* INSTRUCTIONS TO FOLLOW *
All records must be quoted exactly. Omit the pictures.

(Items listed in a dataset)
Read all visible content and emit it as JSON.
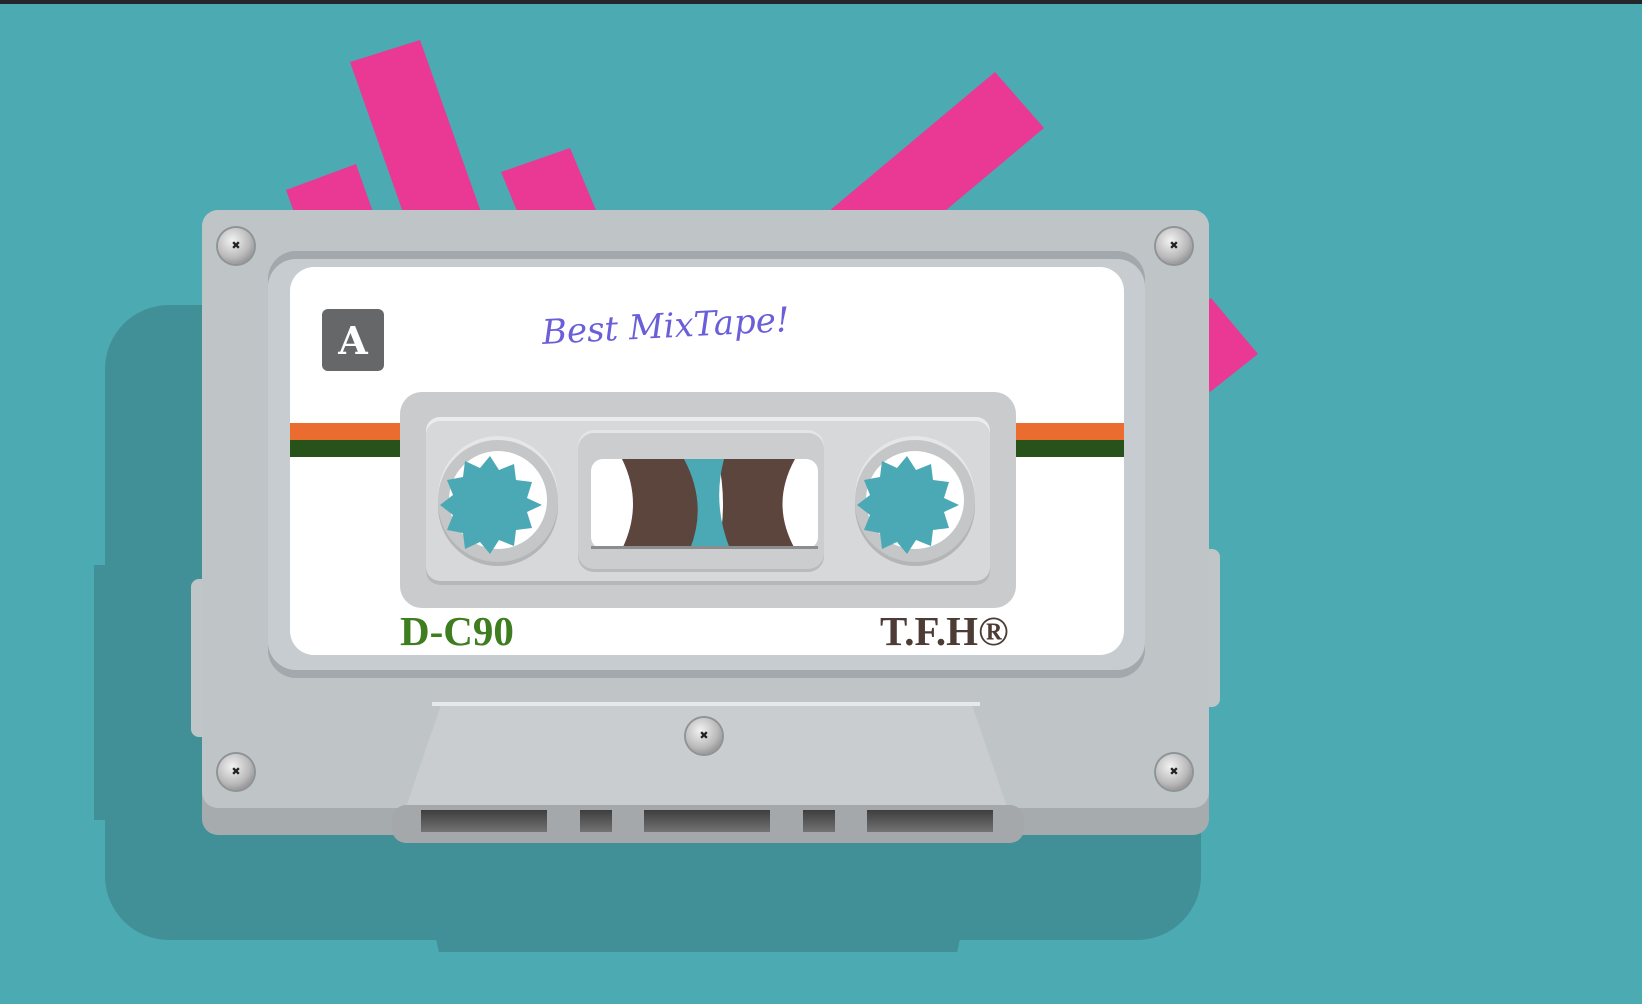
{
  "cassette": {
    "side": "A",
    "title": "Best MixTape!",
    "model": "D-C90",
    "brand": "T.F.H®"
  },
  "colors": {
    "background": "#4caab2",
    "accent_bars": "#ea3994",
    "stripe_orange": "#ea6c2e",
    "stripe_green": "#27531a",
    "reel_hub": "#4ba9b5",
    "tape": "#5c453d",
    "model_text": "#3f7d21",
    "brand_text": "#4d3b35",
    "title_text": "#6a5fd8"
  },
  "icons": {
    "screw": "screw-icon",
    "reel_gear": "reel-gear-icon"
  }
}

* ANSWER FOR THE TASK *
Read all visible content and emit it as JSON.
{
  "cassette": {
    "side": "A",
    "title": "Best MixTape!",
    "model": "D-C90",
    "brand": "T.F.H®"
  },
  "colors": {
    "background": "#4caab2",
    "accent_bars": "#ea3994",
    "stripe_orange": "#ea6c2e",
    "stripe_green": "#27531a",
    "reel_hub": "#4ba9b5",
    "tape": "#5c453d",
    "model_text": "#3f7d21",
    "brand_text": "#4d3b35",
    "title_text": "#6a5fd8"
  },
  "icons": {
    "screw": "screw-icon",
    "reel_gear": "reel-gear-icon"
  }
}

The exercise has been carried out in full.